“It does not come around all the time, you have got to try and make it happen. It was rejected, but it does not matter. I am here and I am happy to be here.”

Hard work and getting on with it is chapter and verse in the fluctuating career of Watkins, whose late grandfather Vernon was a revered poet from Swansea and a friend of the incomparable Dylan Thomas.

Watkins dusted himself down from the pain of rejection at boyhood club Swansea and some dark moments in the comparative footballing backwaters of Cheltenham and Bath before getting his career on an upward curve again at Hereford United, Inverness and finally Barnsley.

Progression to the top flight would complete an epic journey and if he and his Reds team-mates do manage to gatecrash the play-offs and somehow surpass their extraordinary feats of last season, it would represent one of the most romantic footballing stories of recent times.

Alongside Watkins, others such as Marc Roberts and Angus MacDonald have been brought up in the hard footballing school of the non-league circuit.

Several others have also grafted for everything they have got after starting their careers in unheralded surroundings.

Barnsley’s play-off hopes may represent a long shot, but if hunger and desire counts for anything among a collective set of players, they will have few peers.

Hunger is to be found in abundance in Watkins, mindful of the rise of his friend and team-mate at Hereford in Sam Clucas, whose has risen to the big time at Hull City.

It is something he is ravenous to replicate.

On aiming for the top flight, Watkins said: “Others have done it.

“There is Jamie Vardy and Sam Clucas, who is my mate. It is do-able and definitely the aim. That is the dream.

“Our players appreciate it more. This is a good league with good stadiums and lots of fans and good pitches. But there is no point getting here and being happy.

“You want to get to the top as high as possible and that is want we all want to do. We are hungry for more.

“In football, you get a lot of hype. At the end of the day, we can beat any team on our day, if we are at it.”

The confidence that Watkins displays is not borne out of brashness, with performances backing up his belief that Barnsley are bona fide play-off contenders.

Unfortunate not to take three points at Reading last weekend, the Reds comprehensively beat Aston Villa in midweek.

Rival supporters may have viewed that result as a head-turning one, but it was no surprise to those in the Barnsley dressing room.

The likes of Leeds and Derby can also attest to their credentials.

Watkins said: “At the end of the day, it is 11 versus 11 and we are all human beings.

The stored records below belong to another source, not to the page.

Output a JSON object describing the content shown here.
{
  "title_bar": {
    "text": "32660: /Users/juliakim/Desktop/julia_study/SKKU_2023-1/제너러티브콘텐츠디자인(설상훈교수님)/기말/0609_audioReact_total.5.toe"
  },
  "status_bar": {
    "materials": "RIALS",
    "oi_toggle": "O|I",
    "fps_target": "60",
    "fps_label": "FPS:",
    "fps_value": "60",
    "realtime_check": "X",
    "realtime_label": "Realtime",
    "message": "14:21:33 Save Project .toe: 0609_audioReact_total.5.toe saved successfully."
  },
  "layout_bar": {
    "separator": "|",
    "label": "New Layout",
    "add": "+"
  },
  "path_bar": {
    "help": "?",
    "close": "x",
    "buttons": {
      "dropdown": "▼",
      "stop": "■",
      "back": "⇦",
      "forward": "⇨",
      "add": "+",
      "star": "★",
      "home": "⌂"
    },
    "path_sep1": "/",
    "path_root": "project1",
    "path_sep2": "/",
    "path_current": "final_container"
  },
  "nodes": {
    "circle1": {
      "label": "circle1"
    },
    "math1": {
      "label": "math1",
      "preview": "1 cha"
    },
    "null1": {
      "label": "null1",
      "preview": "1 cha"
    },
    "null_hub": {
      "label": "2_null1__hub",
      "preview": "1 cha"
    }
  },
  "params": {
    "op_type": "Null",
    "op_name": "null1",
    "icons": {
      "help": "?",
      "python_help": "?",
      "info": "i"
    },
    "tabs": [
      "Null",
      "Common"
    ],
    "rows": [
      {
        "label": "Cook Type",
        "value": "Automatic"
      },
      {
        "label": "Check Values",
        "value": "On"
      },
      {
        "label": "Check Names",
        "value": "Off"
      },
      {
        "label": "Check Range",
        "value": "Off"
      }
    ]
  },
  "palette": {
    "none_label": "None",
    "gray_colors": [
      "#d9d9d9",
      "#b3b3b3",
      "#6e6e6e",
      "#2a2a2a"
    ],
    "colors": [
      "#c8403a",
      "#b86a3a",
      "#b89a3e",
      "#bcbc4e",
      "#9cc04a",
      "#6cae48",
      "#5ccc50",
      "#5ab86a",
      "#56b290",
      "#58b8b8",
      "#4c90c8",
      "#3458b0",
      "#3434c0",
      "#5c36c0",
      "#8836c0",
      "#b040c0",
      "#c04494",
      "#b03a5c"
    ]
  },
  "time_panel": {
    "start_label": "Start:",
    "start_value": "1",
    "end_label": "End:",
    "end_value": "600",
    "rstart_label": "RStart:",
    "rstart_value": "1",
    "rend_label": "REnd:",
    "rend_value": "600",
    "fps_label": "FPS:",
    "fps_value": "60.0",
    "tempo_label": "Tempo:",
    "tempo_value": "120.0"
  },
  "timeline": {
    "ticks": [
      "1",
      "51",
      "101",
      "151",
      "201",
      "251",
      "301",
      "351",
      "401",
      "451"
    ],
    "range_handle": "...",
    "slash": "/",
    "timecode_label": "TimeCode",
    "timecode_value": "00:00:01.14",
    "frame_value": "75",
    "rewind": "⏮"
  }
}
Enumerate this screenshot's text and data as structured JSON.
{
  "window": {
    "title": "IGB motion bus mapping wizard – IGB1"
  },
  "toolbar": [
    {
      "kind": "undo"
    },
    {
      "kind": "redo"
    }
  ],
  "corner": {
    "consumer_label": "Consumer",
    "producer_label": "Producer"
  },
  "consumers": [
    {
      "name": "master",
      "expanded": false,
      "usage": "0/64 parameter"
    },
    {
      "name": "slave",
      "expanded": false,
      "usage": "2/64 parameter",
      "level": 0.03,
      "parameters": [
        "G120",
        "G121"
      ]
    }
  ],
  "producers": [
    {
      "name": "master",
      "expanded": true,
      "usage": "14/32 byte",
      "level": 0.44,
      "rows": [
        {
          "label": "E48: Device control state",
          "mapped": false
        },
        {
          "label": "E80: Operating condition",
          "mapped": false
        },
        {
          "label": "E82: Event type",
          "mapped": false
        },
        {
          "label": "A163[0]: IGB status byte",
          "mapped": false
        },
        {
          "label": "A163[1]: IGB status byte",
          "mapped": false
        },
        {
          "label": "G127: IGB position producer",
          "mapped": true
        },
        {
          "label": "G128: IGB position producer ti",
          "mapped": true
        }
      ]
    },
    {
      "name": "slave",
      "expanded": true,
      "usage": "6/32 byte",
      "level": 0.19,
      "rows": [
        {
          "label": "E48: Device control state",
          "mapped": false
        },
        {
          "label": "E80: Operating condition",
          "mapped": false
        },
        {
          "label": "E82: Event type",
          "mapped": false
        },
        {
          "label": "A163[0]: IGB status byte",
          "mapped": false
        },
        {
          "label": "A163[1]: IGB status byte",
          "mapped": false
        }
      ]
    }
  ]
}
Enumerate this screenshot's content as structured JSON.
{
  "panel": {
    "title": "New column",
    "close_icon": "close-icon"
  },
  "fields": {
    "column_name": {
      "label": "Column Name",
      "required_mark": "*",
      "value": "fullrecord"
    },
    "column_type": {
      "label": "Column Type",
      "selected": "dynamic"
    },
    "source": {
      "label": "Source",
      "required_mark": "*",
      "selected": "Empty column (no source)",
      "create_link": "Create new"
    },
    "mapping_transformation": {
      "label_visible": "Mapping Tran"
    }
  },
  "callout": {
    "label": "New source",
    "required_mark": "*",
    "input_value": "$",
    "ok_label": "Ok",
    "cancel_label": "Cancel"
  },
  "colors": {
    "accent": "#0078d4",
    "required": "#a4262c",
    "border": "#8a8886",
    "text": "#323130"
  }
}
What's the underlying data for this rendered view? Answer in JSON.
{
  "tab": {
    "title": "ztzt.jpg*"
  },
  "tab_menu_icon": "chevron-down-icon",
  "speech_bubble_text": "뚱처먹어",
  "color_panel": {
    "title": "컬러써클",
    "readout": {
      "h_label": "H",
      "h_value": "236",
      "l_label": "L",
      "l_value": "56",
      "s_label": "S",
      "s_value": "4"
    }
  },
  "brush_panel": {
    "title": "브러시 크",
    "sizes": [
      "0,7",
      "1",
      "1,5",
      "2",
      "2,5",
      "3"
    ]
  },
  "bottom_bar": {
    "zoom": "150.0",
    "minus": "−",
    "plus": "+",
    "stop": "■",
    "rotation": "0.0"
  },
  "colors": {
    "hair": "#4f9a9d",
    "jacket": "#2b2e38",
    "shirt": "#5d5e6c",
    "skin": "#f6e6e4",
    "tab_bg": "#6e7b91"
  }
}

“I am not interested in all this hype people get from other clubs. I believe we can beat anyone on our day.

“I would be disappointed if we don’t reach the play-offs, but we have got to be at it.

“Like we did against Leeds. With that intensity, no one can live with us.

“We have all got to knuckle down and it is three months of living it 24/7. It is the opportunity of a lifetime.

“I am not saying it is going to happen, but we have got to aim for it.”